Mobile sales were down $1.8 billion, a drop of 45% compared to the year-ago quarter. The total loss was $253 million. The mobile division reduced its operating loss by 50% sequentially from $509 million in the first quarter of 2009.
- Shipped 14.8 million handsets; estimated global handset market share of 5.5 percent
- Continued progress on differentiated smartphone devices targeted to launch in the fourth quarter of 2009
- Launched the CDMA Rival A455, a side-slider with one-touch messaging access and QWERTY keyboard; and the 3G Karma QA1, a slide-out QWERTY with one-click access to Facebook and MySpace
- Launched the iDEN Clutch i465, Motorola's first device that combines the power of push-to-talk and the convenience of a QWERTY keyboard

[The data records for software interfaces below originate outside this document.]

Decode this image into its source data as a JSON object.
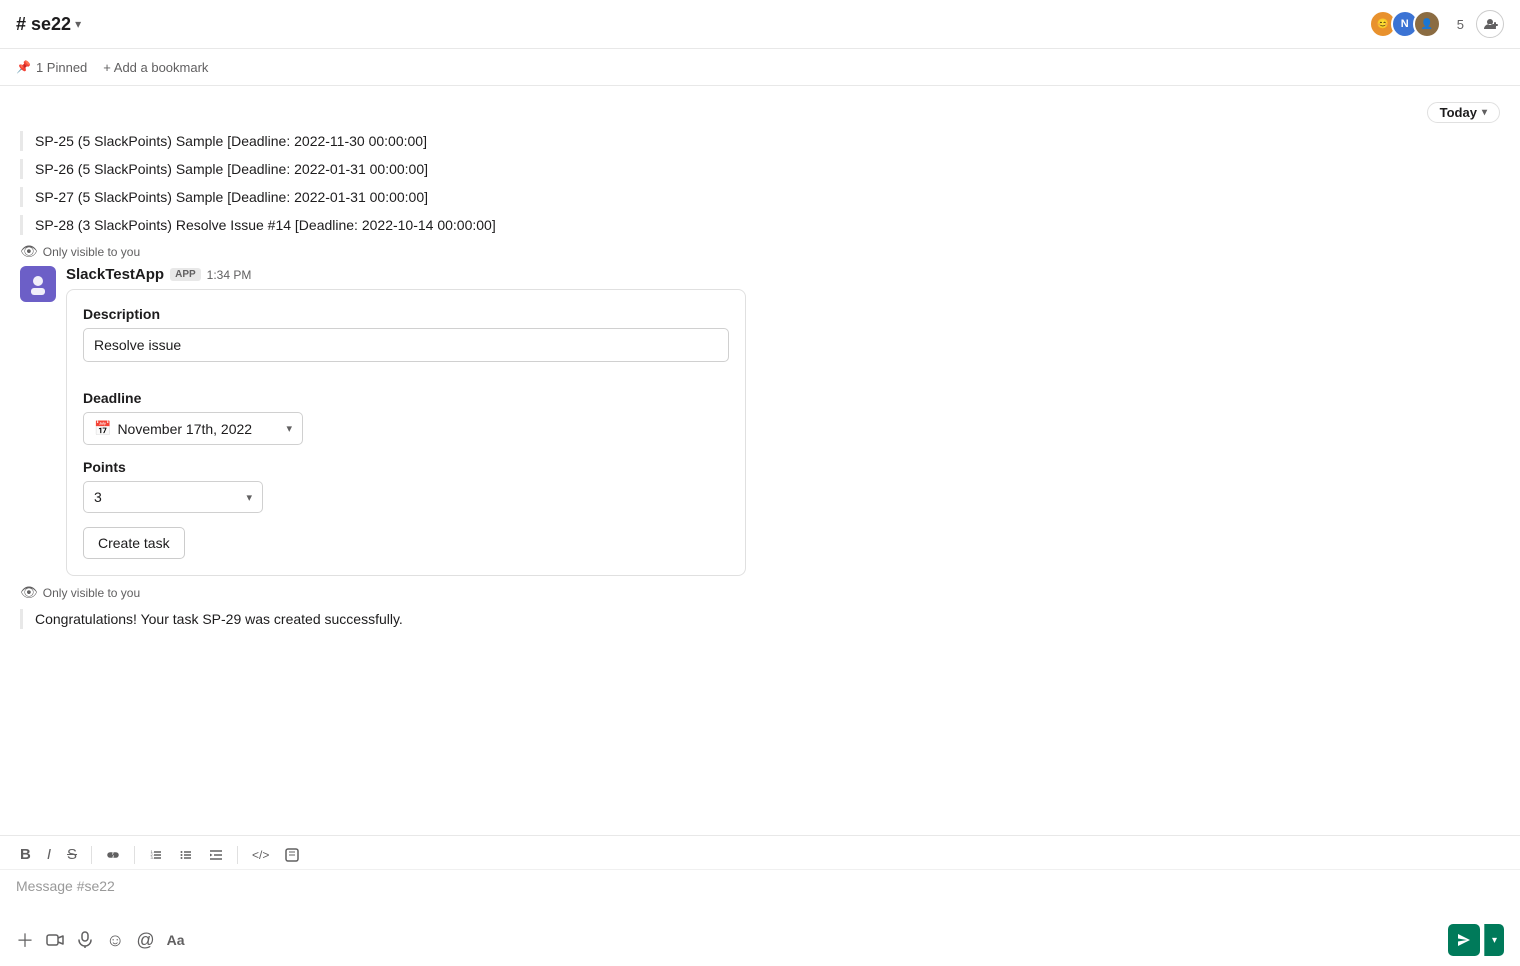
{
  "header": {
    "channel_name": "# se22",
    "chevron": "▾",
    "members_count": "5",
    "add_member_label": "+"
  },
  "bookmarks": {
    "pinned_label": "1 Pinned",
    "add_bookmark_label": "+ Add a bookmark"
  },
  "messages": [
    "SP-25 (5 SlackPoints) Sample [Deadline: 2022-11-30 00:00:00]",
    "SP-26 (5 SlackPoints) Sample [Deadline: 2022-01-31 00:00:00]",
    "SP-27 (5 SlackPoints) Sample [Deadline: 2022-01-31 00:00:00]",
    "SP-28 (3 SlackPoints) Resolve Issue #14 [Deadline: 2022-10-14 00:00:00]"
  ],
  "today_badge": "Today",
  "visibility_notice_1": "Only visible to you",
  "bot": {
    "name": "SlackTestApp",
    "badge": "APP",
    "time": "1:34 PM"
  },
  "form": {
    "description_label": "Description",
    "description_value": "Resolve issue",
    "description_placeholder": "Resolve issue",
    "deadline_label": "Deadline",
    "deadline_value": "November 17th, 2022",
    "points_label": "Points",
    "points_value": "3",
    "create_task_label": "Create task"
  },
  "visibility_notice_2": "Only visible to you",
  "success_message": "Congratulations! Your task SP-29 was created successfully.",
  "composer": {
    "placeholder": "Message #se22",
    "tools": {
      "bold": "B",
      "italic": "I",
      "strikethrough": "S",
      "link": "🔗",
      "ordered_list": "≡",
      "bullet_list": "≡",
      "indent": "≡",
      "code": "</>",
      "block": "⊡"
    }
  }
}
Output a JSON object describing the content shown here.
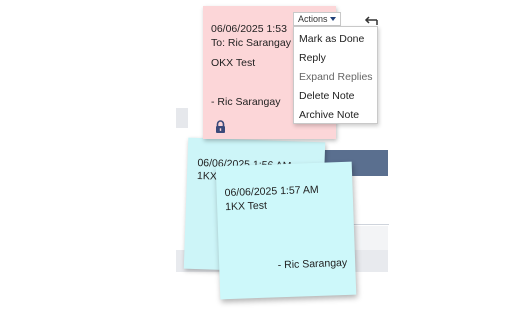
{
  "notes": {
    "pink": {
      "datetime": "06/06/2025 1:53",
      "to": "To: Ric Sarangay",
      "body": "OKX Test",
      "signature": "- Ric Sarangay",
      "color": "#fcd6d8"
    },
    "cyan_back": {
      "datetime": "06/06/2025 1:56 AM",
      "body": "1KX",
      "color": "#cdf5f8"
    },
    "cyan_front": {
      "datetime": "06/06/2025 1:57 AM",
      "body": "1KX Test",
      "signature": "- Ric Sarangay",
      "color": "#cdf8fa"
    }
  },
  "actions": {
    "label": "Actions",
    "menu": [
      {
        "label": "Mark as Done"
      },
      {
        "label": "Reply"
      },
      {
        "label": "Expand Replies"
      },
      {
        "label": "Delete Note"
      },
      {
        "label": "Archive Note"
      }
    ]
  },
  "icons": {
    "lock": "lock-icon",
    "caret": "caret-down-icon",
    "back": "back-arrow-icon"
  },
  "colors": {
    "header_navy": "#5a6f8f",
    "caret": "#1f3f77"
  }
}
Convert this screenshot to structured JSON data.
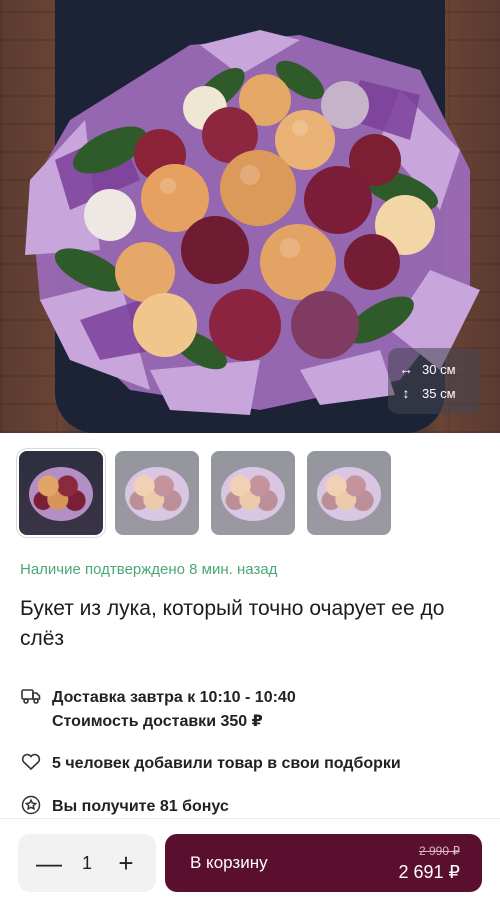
{
  "product": {
    "dimensions": {
      "width": "30 см",
      "height": "35 см"
    },
    "availability": "Наличие подтверждено 8 мин. назад",
    "title": "Букет из лука, который точно очарует ее до слёз"
  },
  "info": {
    "delivery_line1": "Доставка завтра к 10:10 - 10:40",
    "delivery_line2": "Стоимость доставки 350 ₽",
    "likes": "5 человек добавили товар в свои подборки",
    "bonus": "Вы получите 81 бонус"
  },
  "cart": {
    "quantity": "1",
    "minus": "—",
    "plus": "+",
    "button_label": "В корзину",
    "old_price": "2 990 ₽",
    "price": "2 691 ₽"
  },
  "icons": {
    "width_icon": "↔",
    "height_icon": "↕",
    "delivery_icon": "truck",
    "likes_icon": "heart",
    "bonus_icon": "star-circle"
  },
  "colors": {
    "accent": "#5a0f2e",
    "availability": "#4aa874"
  }
}
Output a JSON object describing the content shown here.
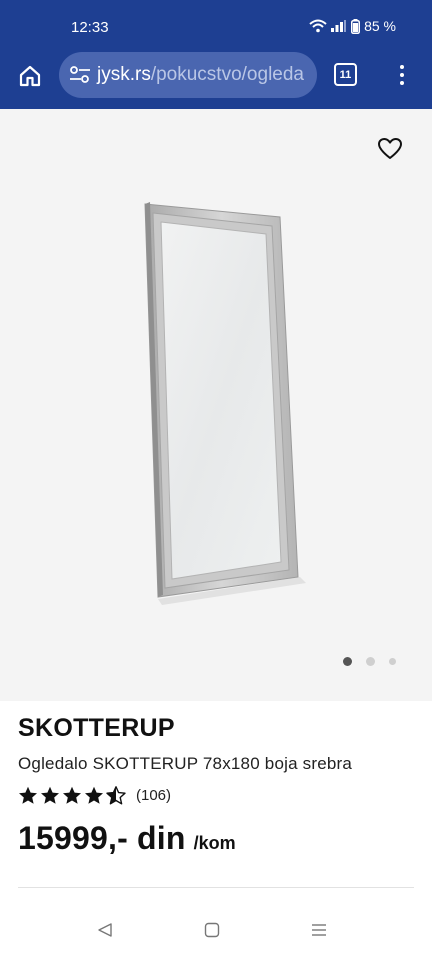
{
  "status_bar": {
    "time": "12:33",
    "battery": "85 %"
  },
  "browser": {
    "url_host": "jysk.rs",
    "url_path": "/pokucstvo/ogleda",
    "tab_count": "11"
  },
  "gallery": {
    "total_images": 3,
    "active_index": 0
  },
  "product": {
    "name": "SKOTTERUP",
    "description": "Ogledalo SKOTTERUP 78x180 boja srebra",
    "rating": 4.5,
    "review_count": "(106)",
    "price": "15999,- din",
    "unit": "/kom"
  },
  "colors": {
    "browser_bar": "#1e3f92",
    "url_field": "#4a66b0",
    "image_background": "#f4f4f4",
    "text": "#111111"
  },
  "icons": {
    "home": "home-icon",
    "site_settings": "tune-icon",
    "tabs": "tabs-icon",
    "menu": "more-vert-icon",
    "favorite": "heart-outline-icon",
    "star_full": "star-filled-icon",
    "star_half": "star-half-icon",
    "nav_back": "triangle-back-icon",
    "nav_home": "square-home-icon",
    "nav_recents": "lines-recents-icon"
  }
}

While meat-and-potatoes phones will still help pay the bills at the end of the day, Motorola is losing out big time when it comes to the upscale, more-profit-friendly smartphones. Motorola has not introduced a single break-through phone that has wowed, well, anyone, for as long as I can remember.
This is where Android comes into play. We know that Motorola is serious about Android. It recently offered the MOTODEV tools for developers interested in helping Motorola's Android efforts. It has posted job listings for Android experts. And the blogosphere has been coughing up Motorola-branded Android handsets constantly. (The latest appeared just today.)
Even though I know how long it takes to develop and produce mobile phones (18-24 months), Motorola needs to hurry things along. I am hoping, for Moto's sake, that the "dozens" of Android models that Google's Andy Rubin claims are slated for release in 2009 includes at least one -- if not more -- Android handsets.